[Opening AVAILABLE DATA section]
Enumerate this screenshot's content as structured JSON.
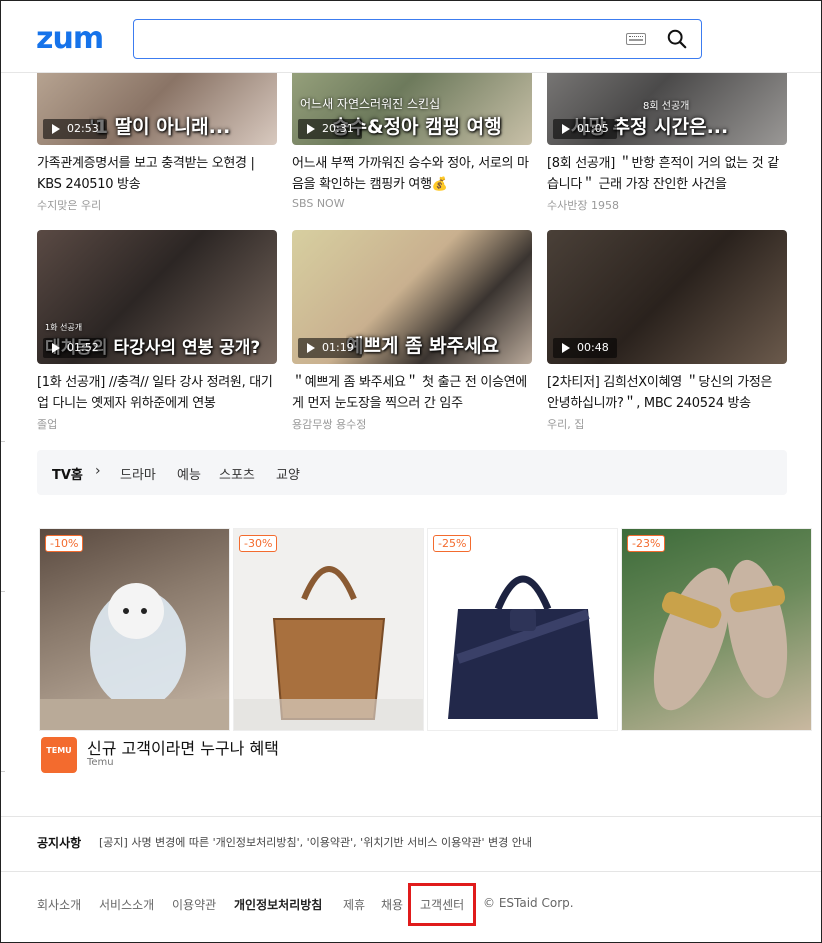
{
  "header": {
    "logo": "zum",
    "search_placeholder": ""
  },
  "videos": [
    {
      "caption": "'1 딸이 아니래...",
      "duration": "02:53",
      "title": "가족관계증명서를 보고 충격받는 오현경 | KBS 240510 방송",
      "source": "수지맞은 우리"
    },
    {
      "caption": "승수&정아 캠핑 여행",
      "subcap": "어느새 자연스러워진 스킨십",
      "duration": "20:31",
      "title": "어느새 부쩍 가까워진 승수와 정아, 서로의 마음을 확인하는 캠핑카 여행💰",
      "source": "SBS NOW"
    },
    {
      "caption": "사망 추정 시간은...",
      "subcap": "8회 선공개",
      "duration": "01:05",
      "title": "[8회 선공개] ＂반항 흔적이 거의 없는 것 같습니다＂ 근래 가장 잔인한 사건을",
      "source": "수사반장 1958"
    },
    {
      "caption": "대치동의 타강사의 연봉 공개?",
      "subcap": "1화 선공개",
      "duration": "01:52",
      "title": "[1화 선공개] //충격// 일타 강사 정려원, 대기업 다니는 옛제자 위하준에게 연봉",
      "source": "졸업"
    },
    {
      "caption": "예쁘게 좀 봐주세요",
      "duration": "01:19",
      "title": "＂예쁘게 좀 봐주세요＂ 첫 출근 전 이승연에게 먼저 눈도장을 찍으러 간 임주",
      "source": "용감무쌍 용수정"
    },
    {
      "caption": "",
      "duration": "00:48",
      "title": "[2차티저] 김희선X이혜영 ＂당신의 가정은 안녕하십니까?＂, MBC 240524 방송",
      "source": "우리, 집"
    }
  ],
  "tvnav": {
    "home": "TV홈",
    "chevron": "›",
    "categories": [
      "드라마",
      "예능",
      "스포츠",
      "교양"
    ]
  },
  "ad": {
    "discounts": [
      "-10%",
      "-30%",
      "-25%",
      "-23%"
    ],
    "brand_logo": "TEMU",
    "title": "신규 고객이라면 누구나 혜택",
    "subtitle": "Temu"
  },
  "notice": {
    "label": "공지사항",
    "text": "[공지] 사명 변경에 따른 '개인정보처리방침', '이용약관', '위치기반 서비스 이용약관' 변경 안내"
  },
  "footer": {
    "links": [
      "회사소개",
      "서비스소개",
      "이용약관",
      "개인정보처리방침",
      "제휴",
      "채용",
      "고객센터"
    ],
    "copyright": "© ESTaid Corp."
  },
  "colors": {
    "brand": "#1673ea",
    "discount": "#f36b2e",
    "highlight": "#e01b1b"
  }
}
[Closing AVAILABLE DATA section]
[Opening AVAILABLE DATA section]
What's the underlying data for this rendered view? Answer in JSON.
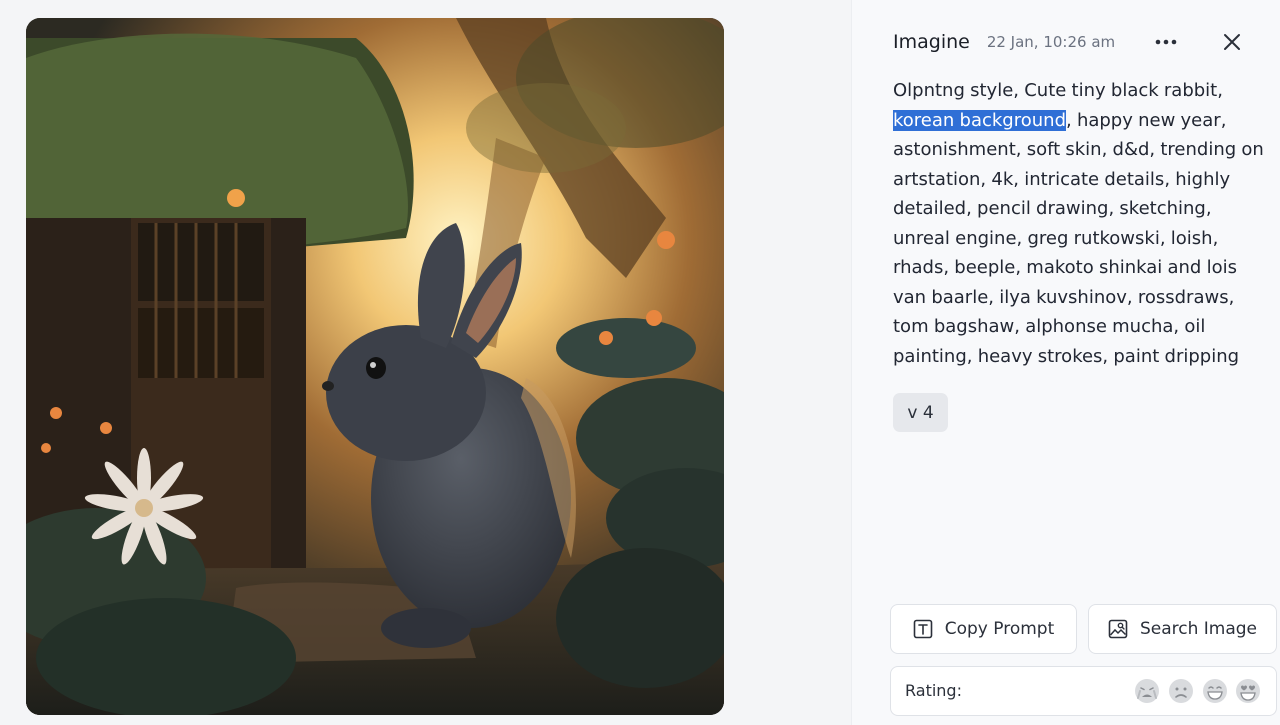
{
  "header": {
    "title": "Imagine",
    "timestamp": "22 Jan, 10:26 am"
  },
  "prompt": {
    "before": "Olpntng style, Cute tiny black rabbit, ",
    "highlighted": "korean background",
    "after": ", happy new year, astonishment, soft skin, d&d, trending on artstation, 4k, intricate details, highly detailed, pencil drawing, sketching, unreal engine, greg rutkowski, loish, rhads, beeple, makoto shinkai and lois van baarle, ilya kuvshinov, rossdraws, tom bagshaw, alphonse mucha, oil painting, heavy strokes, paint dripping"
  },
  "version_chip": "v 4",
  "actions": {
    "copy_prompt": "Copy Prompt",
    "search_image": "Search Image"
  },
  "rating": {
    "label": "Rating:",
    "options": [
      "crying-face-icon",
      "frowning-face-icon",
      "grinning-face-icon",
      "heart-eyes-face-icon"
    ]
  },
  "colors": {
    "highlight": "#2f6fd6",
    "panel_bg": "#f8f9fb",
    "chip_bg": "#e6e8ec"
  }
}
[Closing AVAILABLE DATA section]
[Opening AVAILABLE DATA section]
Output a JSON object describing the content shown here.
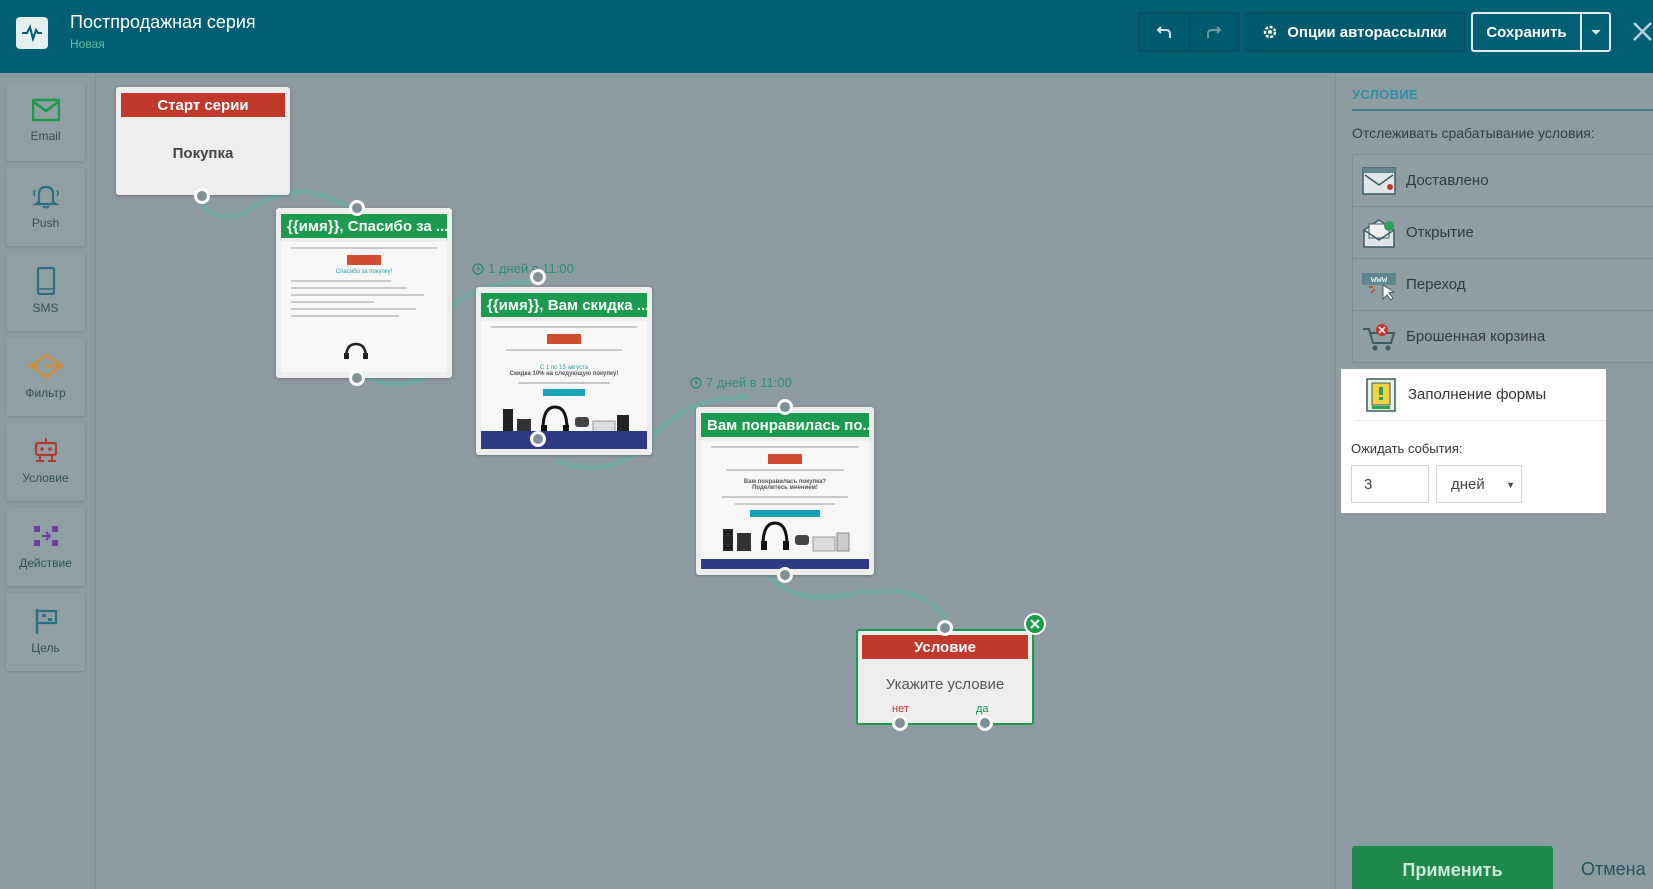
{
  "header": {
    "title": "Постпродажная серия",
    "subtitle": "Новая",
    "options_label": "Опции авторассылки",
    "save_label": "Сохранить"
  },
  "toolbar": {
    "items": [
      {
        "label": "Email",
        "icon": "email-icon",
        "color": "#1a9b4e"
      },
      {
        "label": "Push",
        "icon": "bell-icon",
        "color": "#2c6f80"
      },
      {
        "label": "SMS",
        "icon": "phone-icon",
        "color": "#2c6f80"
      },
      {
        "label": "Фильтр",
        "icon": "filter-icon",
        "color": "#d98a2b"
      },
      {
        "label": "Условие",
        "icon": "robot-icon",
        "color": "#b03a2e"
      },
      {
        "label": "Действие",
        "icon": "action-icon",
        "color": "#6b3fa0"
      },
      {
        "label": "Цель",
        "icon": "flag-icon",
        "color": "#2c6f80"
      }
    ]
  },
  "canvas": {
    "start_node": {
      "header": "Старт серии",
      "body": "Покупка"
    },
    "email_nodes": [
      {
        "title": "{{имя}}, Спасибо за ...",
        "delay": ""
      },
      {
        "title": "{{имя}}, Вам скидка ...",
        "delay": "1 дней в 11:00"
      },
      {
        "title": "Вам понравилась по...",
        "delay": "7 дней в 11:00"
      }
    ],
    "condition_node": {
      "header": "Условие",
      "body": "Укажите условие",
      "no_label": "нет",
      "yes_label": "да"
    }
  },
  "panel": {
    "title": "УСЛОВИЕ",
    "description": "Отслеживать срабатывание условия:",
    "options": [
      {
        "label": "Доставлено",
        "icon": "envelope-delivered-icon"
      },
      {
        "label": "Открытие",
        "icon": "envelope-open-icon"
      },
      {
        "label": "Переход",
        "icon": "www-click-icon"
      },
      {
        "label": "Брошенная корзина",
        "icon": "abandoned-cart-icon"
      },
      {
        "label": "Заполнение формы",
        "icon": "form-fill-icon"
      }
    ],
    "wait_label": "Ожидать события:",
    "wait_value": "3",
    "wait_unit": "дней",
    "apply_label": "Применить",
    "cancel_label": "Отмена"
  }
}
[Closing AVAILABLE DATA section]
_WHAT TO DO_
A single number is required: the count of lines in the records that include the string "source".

_EXERCISE SOLUTION_
6